** GIVEN INFORMATION follows **
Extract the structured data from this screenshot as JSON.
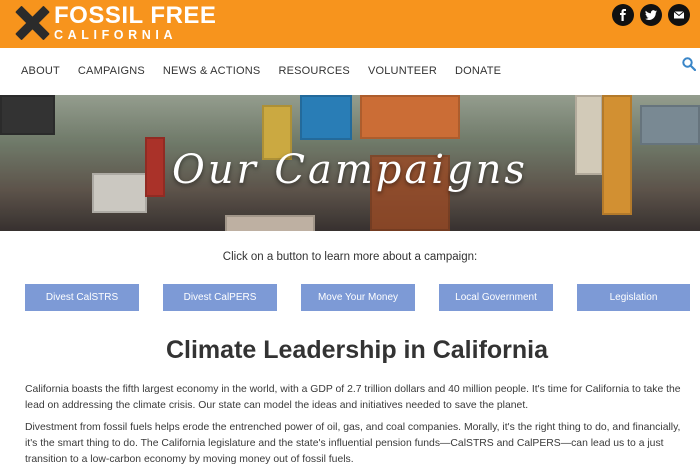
{
  "header": {
    "logo_line1": "FOSSIL FREE",
    "logo_line2": "CALIFORNIA",
    "brand_color": "#f7941d",
    "socials": [
      "facebook-icon",
      "twitter-icon",
      "email-icon"
    ]
  },
  "nav": {
    "items": [
      {
        "label": "ABOUT"
      },
      {
        "label": "CAMPAIGNS"
      },
      {
        "label": "NEWS & ACTIONS"
      },
      {
        "label": "RESOURCES"
      },
      {
        "label": "VOLUNTEER"
      },
      {
        "label": "DONATE"
      }
    ],
    "search_icon": "search-icon"
  },
  "banner": {
    "title": "Our Campaigns"
  },
  "main": {
    "intro": "Click on a button to learn more about a campaign:",
    "buttons": [
      {
        "label": "Divest CalSTRS"
      },
      {
        "label": "Divest CalPERS"
      },
      {
        "label": "Move Your Money"
      },
      {
        "label": "Local Government"
      },
      {
        "label": "Legislation"
      }
    ],
    "button_color": "#7d9ad6",
    "heading": "Climate Leadership in California",
    "paragraph1": "California boasts the fifth largest economy in the world, with a GDP of 2.7 trillion dollars and 40 million people. It's time for California to take the lead on addressing the climate crisis. Our state can model the ideas and initiatives needed to save the planet.",
    "paragraph2": "Divestment from fossil fuels helps erode the entrenched power of oil, gas, and coal companies. Morally, it's the right thing to do, and financially, it's the smart thing to do. The California legislature and the state's influential pension funds—CalSTRS and CalPERS—can lead us to a just transition to a low-carbon economy by moving money out of fossil fuels."
  }
}
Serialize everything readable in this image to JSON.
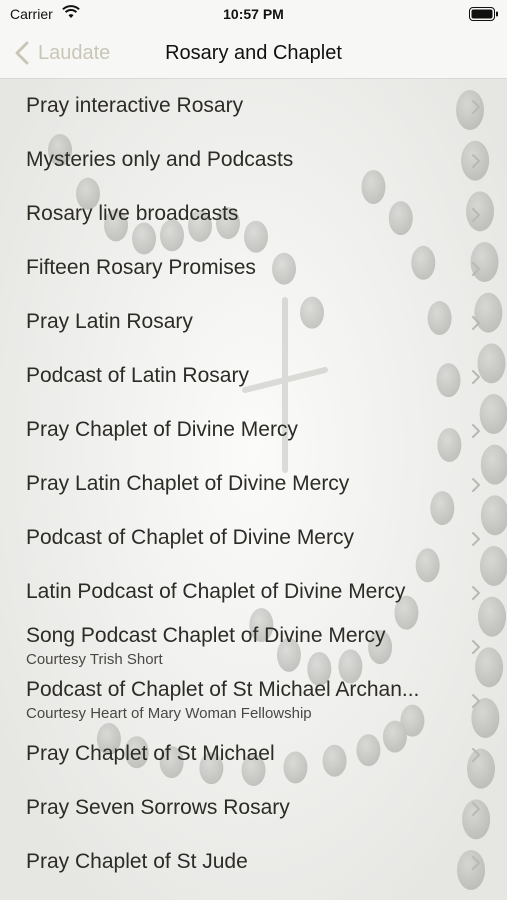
{
  "status_bar": {
    "carrier": "Carrier",
    "time": "10:57 PM"
  },
  "nav": {
    "back_label": "Laudate",
    "title": "Rosary and Chaplet"
  },
  "items": [
    {
      "title": "Pray interactive Rosary",
      "subtitle": ""
    },
    {
      "title": "Mysteries only and Podcasts",
      "subtitle": ""
    },
    {
      "title": "Rosary live broadcasts",
      "subtitle": ""
    },
    {
      "title": "Fifteen Rosary Promises",
      "subtitle": ""
    },
    {
      "title": "Pray Latin Rosary",
      "subtitle": ""
    },
    {
      "title": "Podcast of Latin Rosary",
      "subtitle": ""
    },
    {
      "title": "Pray Chaplet of Divine Mercy",
      "subtitle": ""
    },
    {
      "title": "Pray Latin Chaplet of Divine Mercy",
      "subtitle": ""
    },
    {
      "title": "Podcast of Chaplet of Divine Mercy",
      "subtitle": ""
    },
    {
      "title": "Latin Podcast of Chaplet of Divine Mercy",
      "subtitle": ""
    },
    {
      "title": "Song Podcast Chaplet of Divine Mercy",
      "subtitle": "Courtesy Trish Short"
    },
    {
      "title": "Podcast of Chaplet of St Michael Archan...",
      "subtitle": "Courtesy Heart of Mary Woman Fellowship"
    },
    {
      "title": "Pray Chaplet of St Michael",
      "subtitle": ""
    },
    {
      "title": "Pray Seven Sorrows Rosary",
      "subtitle": ""
    },
    {
      "title": "Pray Chaplet of St Jude",
      "subtitle": ""
    }
  ],
  "icons": {
    "back": "chevron-left-icon",
    "row": "chevron-right-icon",
    "wifi": "wifi-icon",
    "battery": "battery-icon"
  },
  "colors": {
    "accent": "#cac6b6",
    "text": "#2d2b26",
    "background": "#f1f1ef"
  }
}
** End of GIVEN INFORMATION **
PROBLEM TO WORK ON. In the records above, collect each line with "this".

TASK ANSWER.
Extract the structured data from this screenshot as JSON.
Serialize everything readable in this image to JSON.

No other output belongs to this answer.